• _Directions for this task_: Please return each of the entries exactly, minus their pictures.

****************

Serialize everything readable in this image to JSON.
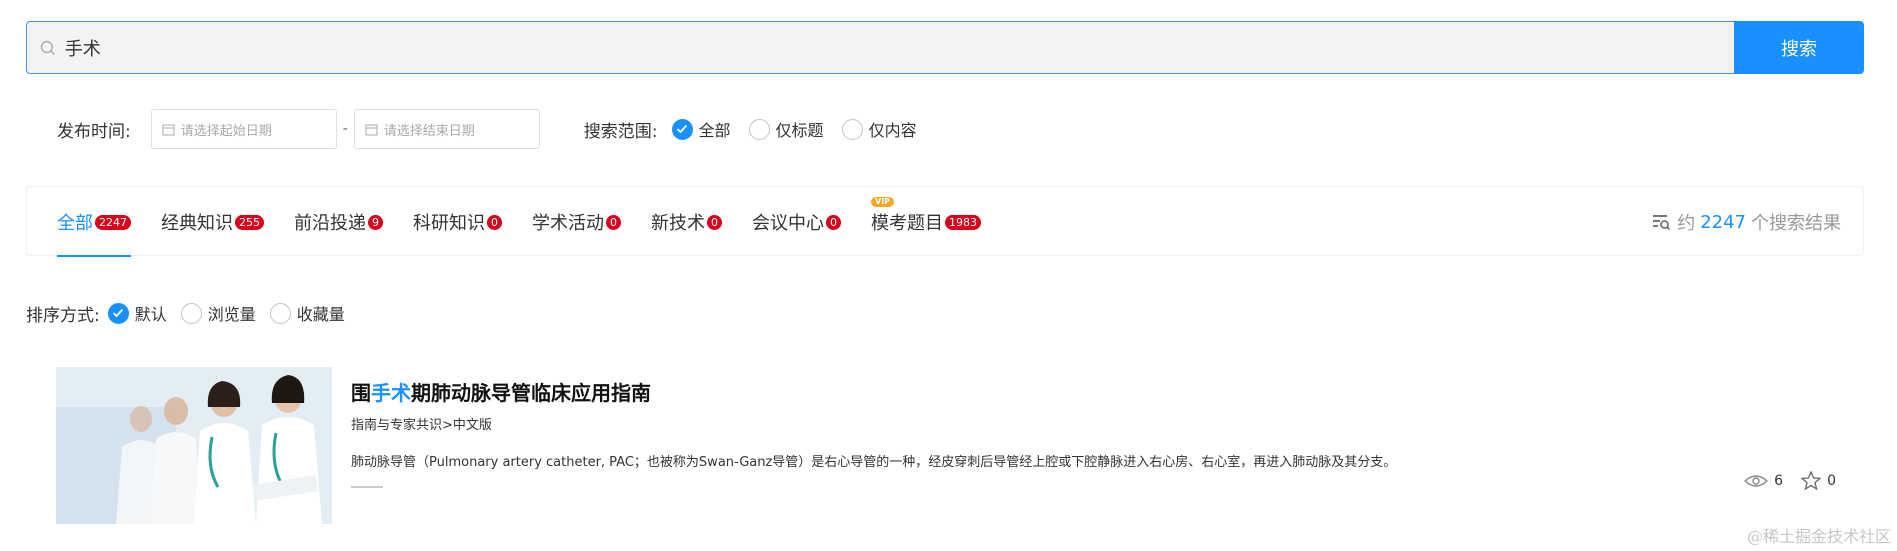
{
  "search": {
    "value": "手术",
    "button_label": "搜索"
  },
  "filters": {
    "date_label": "发布时间:",
    "start_placeholder": "请选择起始日期",
    "separator": "-",
    "end_placeholder": "请选择结束日期",
    "range_label": "搜索范围:",
    "range_options": [
      {
        "label": "全部",
        "checked": true
      },
      {
        "label": "仅标题",
        "checked": false
      },
      {
        "label": "仅内容",
        "checked": false
      }
    ]
  },
  "tabs": [
    {
      "label": "全部",
      "count": "2247",
      "active": true,
      "vip": false
    },
    {
      "label": "经典知识",
      "count": "255",
      "active": false,
      "vip": false
    },
    {
      "label": "前沿投递",
      "count": "9",
      "active": false,
      "vip": false
    },
    {
      "label": "科研知识",
      "count": "0",
      "active": false,
      "vip": false
    },
    {
      "label": "学术活动",
      "count": "0",
      "active": false,
      "vip": false
    },
    {
      "label": "新技术",
      "count": "0",
      "active": false,
      "vip": false
    },
    {
      "label": "会议中心",
      "count": "0",
      "active": false,
      "vip": false
    },
    {
      "label": "模考题目",
      "count": "1983",
      "active": false,
      "vip": true
    }
  ],
  "vip_label": "VIP",
  "result_count": {
    "prefix": "约",
    "number": "2247",
    "suffix": "个搜索结果"
  },
  "sort": {
    "label": "排序方式:",
    "options": [
      {
        "label": "默认",
        "checked": true
      },
      {
        "label": "浏览量",
        "checked": false
      },
      {
        "label": "收藏量",
        "checked": false
      }
    ]
  },
  "results": [
    {
      "title_pre": "围",
      "title_hl": "手术",
      "title_post": "期肺动脉导管临床应用指南",
      "category": "指南与专家共识>中文版",
      "description": "肺动脉导管（Pulmonary artery catheter, PAC；也被称为Swan-Ganz导管）是右心导管的一种，经皮穿刺后导管经上腔或下腔静脉进入右心房、右心室，再进入肺动脉及其分支。",
      "views": "6",
      "favorites": "0"
    }
  ],
  "watermark": "@稀土掘金技术社区",
  "colors": {
    "accent": "#1890ff",
    "badge": "#d9001b",
    "vip": "#f5a623"
  }
}
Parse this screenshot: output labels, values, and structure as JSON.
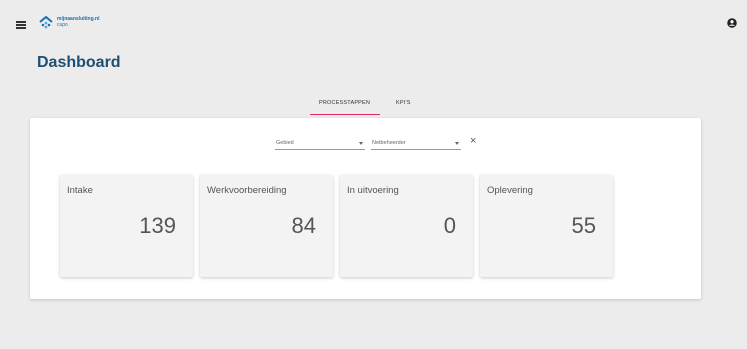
{
  "header": {
    "logo_brand": "mijnaansluiting.nl",
    "logo_sub": "cupo"
  },
  "page_title": "Dashboard",
  "tabs": [
    {
      "label": "PROCESSTAPPEN",
      "active": true
    },
    {
      "label": "KPI'S",
      "active": false
    }
  ],
  "filters": {
    "gebied": {
      "placeholder": "Gebied"
    },
    "netbeheerder": {
      "placeholder": "Netbeheerder"
    },
    "clear_label": "×"
  },
  "tiles": [
    {
      "label": "Intake",
      "value": "139"
    },
    {
      "label": "Werkvoorbereiding",
      "value": "84"
    },
    {
      "label": "In uitvoering",
      "value": "0"
    },
    {
      "label": "Oplevering",
      "value": "55"
    }
  ],
  "colors": {
    "accent": "#e0285d",
    "title": "#1f4f72",
    "brand": "#1a6fb0"
  },
  "icons": {
    "menu": "hamburger-menu-icon",
    "logo": "mijnaansluiting-logo-icon",
    "account": "account-circle-icon",
    "dropdown": "caret-down-icon",
    "clear": "close-icon"
  }
}
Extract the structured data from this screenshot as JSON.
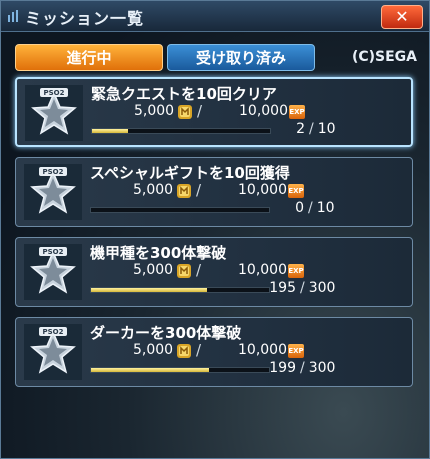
{
  "window": {
    "title": "ミッション一覧",
    "close_label": "✕"
  },
  "tabs": [
    {
      "label": "進行中",
      "active": true
    },
    {
      "label": "受け取り済み",
      "active": false
    }
  ],
  "copyright": "(C)SEGA",
  "missions": [
    {
      "title": "緊急クエストを10回クリア",
      "meseta": "5,000",
      "exp": "10,000",
      "current": "2",
      "total": "10",
      "progress": 0.2,
      "selected": true
    },
    {
      "title": "スペシャルギフトを10回獲得",
      "meseta": "5,000",
      "exp": "10,000",
      "current": "0",
      "total": "10",
      "progress": 0.0,
      "selected": false
    },
    {
      "title": "機甲種を300体撃破",
      "meseta": "5,000",
      "exp": "10,000",
      "current": "195",
      "total": "300",
      "progress": 0.65,
      "selected": false
    },
    {
      "title": "ダーカーを300体撃破",
      "meseta": "5,000",
      "exp": "10,000",
      "current": "199",
      "total": "300",
      "progress": 0.663,
      "selected": false
    }
  ],
  "icons": {
    "meseta": "meseta-icon",
    "exp": "exp-icon",
    "badge": "star-badge-icon"
  },
  "exp_label": "EXP",
  "badge_text": "PSO2",
  "colors": {
    "tab_active": "#f09020",
    "tab_inactive": "#2a76bc",
    "close": "#e04820",
    "progress_fill": "#e6cc5a"
  }
}
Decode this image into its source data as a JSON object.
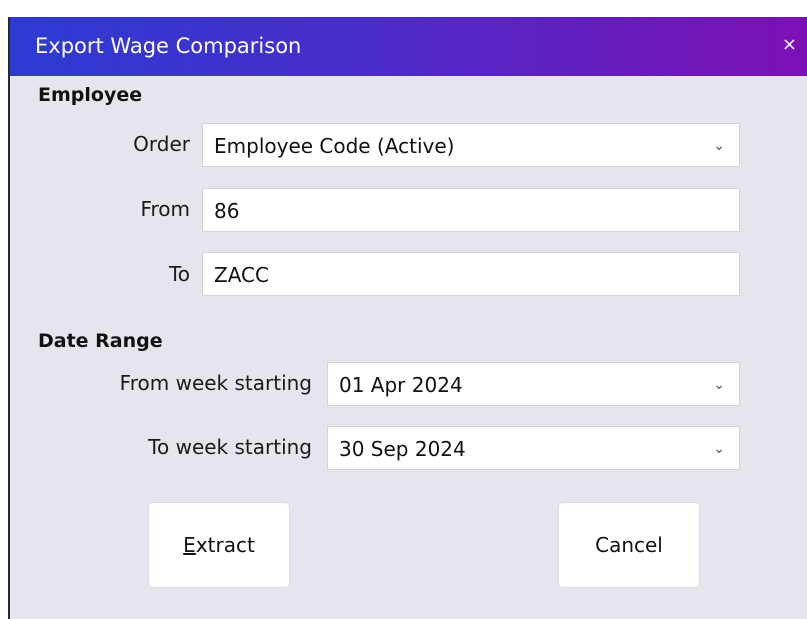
{
  "window": {
    "title": "Export Wage Comparison",
    "close_glyph": "×"
  },
  "employee": {
    "heading": "Employee",
    "order_label": "Order",
    "order_value": "Employee Code (Active)",
    "from_label": "From",
    "from_value": "86",
    "to_label": "To",
    "to_value": "ZACC"
  },
  "date_range": {
    "heading": "Date Range",
    "from_label": "From week starting",
    "from_value": "01 Apr 2024",
    "to_label": "To week starting",
    "to_value": "30 Sep 2024"
  },
  "buttons": {
    "extract_mnemonic": "E",
    "extract_rest": "xtract",
    "cancel": "Cancel"
  },
  "icons": {
    "dropdown": "chevron-down-icon",
    "close": "close-icon"
  },
  "colors": {
    "titlebar_start": "#2c3bd3",
    "titlebar_end": "#7d10b5",
    "body_bg": "#e6e5ee",
    "field_bg": "#ffffff"
  }
}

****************

• _Written response_:
Serialize everything readable in this image to JSON.
{
  "search": {
    "value": "手术",
    "button_label": "搜索"
  },
  "filters": {
    "date_label": "发布时间:",
    "start_placeholder": "请选择起始日期",
    "separator": "-",
    "end_placeholder": "请选择结束日期",
    "range_label": "搜索范围:",
    "range_options": [
      {
        "label": "全部",
        "checked": true
      },
      {
        "label": "仅标题",
        "checked": false
      },
      {
        "label": "仅内容",
        "checked": false
      }
    ]
  },
  "tabs": [
    {
      "label": "全部",
      "count": "2247",
      "active": true,
      "vip": false
    },
    {
      "label": "经典知识",
      "count": "255",
      "active": false,
      "vip": false
    },
    {
      "label": "前沿投递",
      "count": "9",
      "active": false,
      "vip": false
    },
    {
      "label": "科研知识",
      "count": "0",
      "active": false,
      "vip": false
    },
    {
      "label": "学术活动",
      "count": "0",
      "active": false,
      "vip": false
    },
    {
      "label": "新技术",
      "count": "0",
      "active": false,
      "vip": false
    },
    {
      "label": "会议中心",
      "count": "0",
      "active": false,
      "vip": false
    },
    {
      "label": "模考题目",
      "count": "1983",
      "active": false,
      "vip": true
    }
  ],
  "vip_label": "VIP",
  "result_count": {
    "prefix": "约",
    "number": "2247",
    "suffix": "个搜索结果"
  },
  "sort": {
    "label": "排序方式:",
    "options": [
      {
        "label": "默认",
        "checked": true
      },
      {
        "label": "浏览量",
        "checked": false
      },
      {
        "label": "收藏量",
        "checked": false
      }
    ]
  },
  "results": [
    {
      "title_pre": "围",
      "title_hl": "手术",
      "title_post": "期肺动脉导管临床应用指南",
      "category": "指南与专家共识>中文版",
      "description": "肺动脉导管（Pulmonary artery catheter, PAC；也被称为Swan-Ganz导管）是右心导管的一种，经皮穿刺后导管经上腔或下腔静脉进入右心房、右心室，再进入肺动脉及其分支。",
      "views": "6",
      "favorites": "0"
    }
  ],
  "watermark": "@稀土掘金技术社区",
  "colors": {
    "accent": "#1890ff",
    "badge": "#d9001b",
    "vip": "#f5a623"
  }
}
Parse this screenshot: output labels, values, and structure as JSON.
{
  "header": {
    "logo_brand": "mijnaansluiting.nl",
    "logo_sub": "cupo"
  },
  "page_title": "Dashboard",
  "tabs": [
    {
      "label": "PROCESSTAPPEN",
      "active": true
    },
    {
      "label": "KPI'S",
      "active": false
    }
  ],
  "filters": {
    "gebied": {
      "placeholder": "Gebied"
    },
    "netbeheerder": {
      "placeholder": "Netbeheerder"
    },
    "clear_label": "×"
  },
  "tiles": [
    {
      "label": "Intake",
      "value": "139"
    },
    {
      "label": "Werkvoorbereiding",
      "value": "84"
    },
    {
      "label": "In uitvoering",
      "value": "0"
    },
    {
      "label": "Oplevering",
      "value": "55"
    }
  ],
  "colors": {
    "accent": "#e0285d",
    "title": "#1f4f72",
    "brand": "#1a6fb0"
  },
  "icons": {
    "menu": "hamburger-menu-icon",
    "logo": "mijnaansluiting-logo-icon",
    "account": "account-circle-icon",
    "dropdown": "caret-down-icon",
    "clear": "close-icon"
  }
}
Extract the structured data from this screenshot as JSON.
{
  "window": {
    "title": "ミッション一覧",
    "close_label": "✕"
  },
  "tabs": [
    {
      "label": "進行中",
      "active": true
    },
    {
      "label": "受け取り済み",
      "active": false
    }
  ],
  "copyright": "(C)SEGA",
  "missions": [
    {
      "title": "緊急クエストを10回クリア",
      "meseta": "5,000",
      "exp": "10,000",
      "current": "2",
      "total": "10",
      "progress": 0.2,
      "selected": true
    },
    {
      "title": "スペシャルギフトを10回獲得",
      "meseta": "5,000",
      "exp": "10,000",
      "current": "0",
      "total": "10",
      "progress": 0.0,
      "selected": false
    },
    {
      "title": "機甲種を300体撃破",
      "meseta": "5,000",
      "exp": "10,000",
      "current": "195",
      "total": "300",
      "progress": 0.65,
      "selected": false
    },
    {
      "title": "ダーカーを300体撃破",
      "meseta": "5,000",
      "exp": "10,000",
      "current": "199",
      "total": "300",
      "progress": 0.663,
      "selected": false
    }
  ],
  "icons": {
    "meseta": "meseta-icon",
    "exp": "exp-icon",
    "badge": "star-badge-icon"
  },
  "exp_label": "EXP",
  "badge_text": "PSO2",
  "colors": {
    "tab_active": "#f09020",
    "tab_inactive": "#2a76bc",
    "close": "#e04820",
    "progress_fill": "#e6cc5a"
  }
}
Decode this image into its source data as a JSON object.
{
  "window": {
    "title": "Export Wage Comparison",
    "close_glyph": "×"
  },
  "employee": {
    "heading": "Employee",
    "order_label": "Order",
    "order_value": "Employee Code (Active)",
    "from_label": "From",
    "from_value": "86",
    "to_label": "To",
    "to_value": "ZACC"
  },
  "date_range": {
    "heading": "Date Range",
    "from_label": "From week starting",
    "from_value": "01 Apr 2024",
    "to_label": "To week starting",
    "to_value": "30 Sep 2024"
  },
  "buttons": {
    "extract_mnemonic": "E",
    "extract_rest": "xtract",
    "cancel": "Cancel"
  },
  "icons": {
    "dropdown": "chevron-down-icon",
    "close": "close-icon"
  },
  "colors": {
    "titlebar_start": "#2c3bd3",
    "titlebar_end": "#7d10b5",
    "body_bg": "#e6e5ee",
    "field_bg": "#ffffff"
  }
}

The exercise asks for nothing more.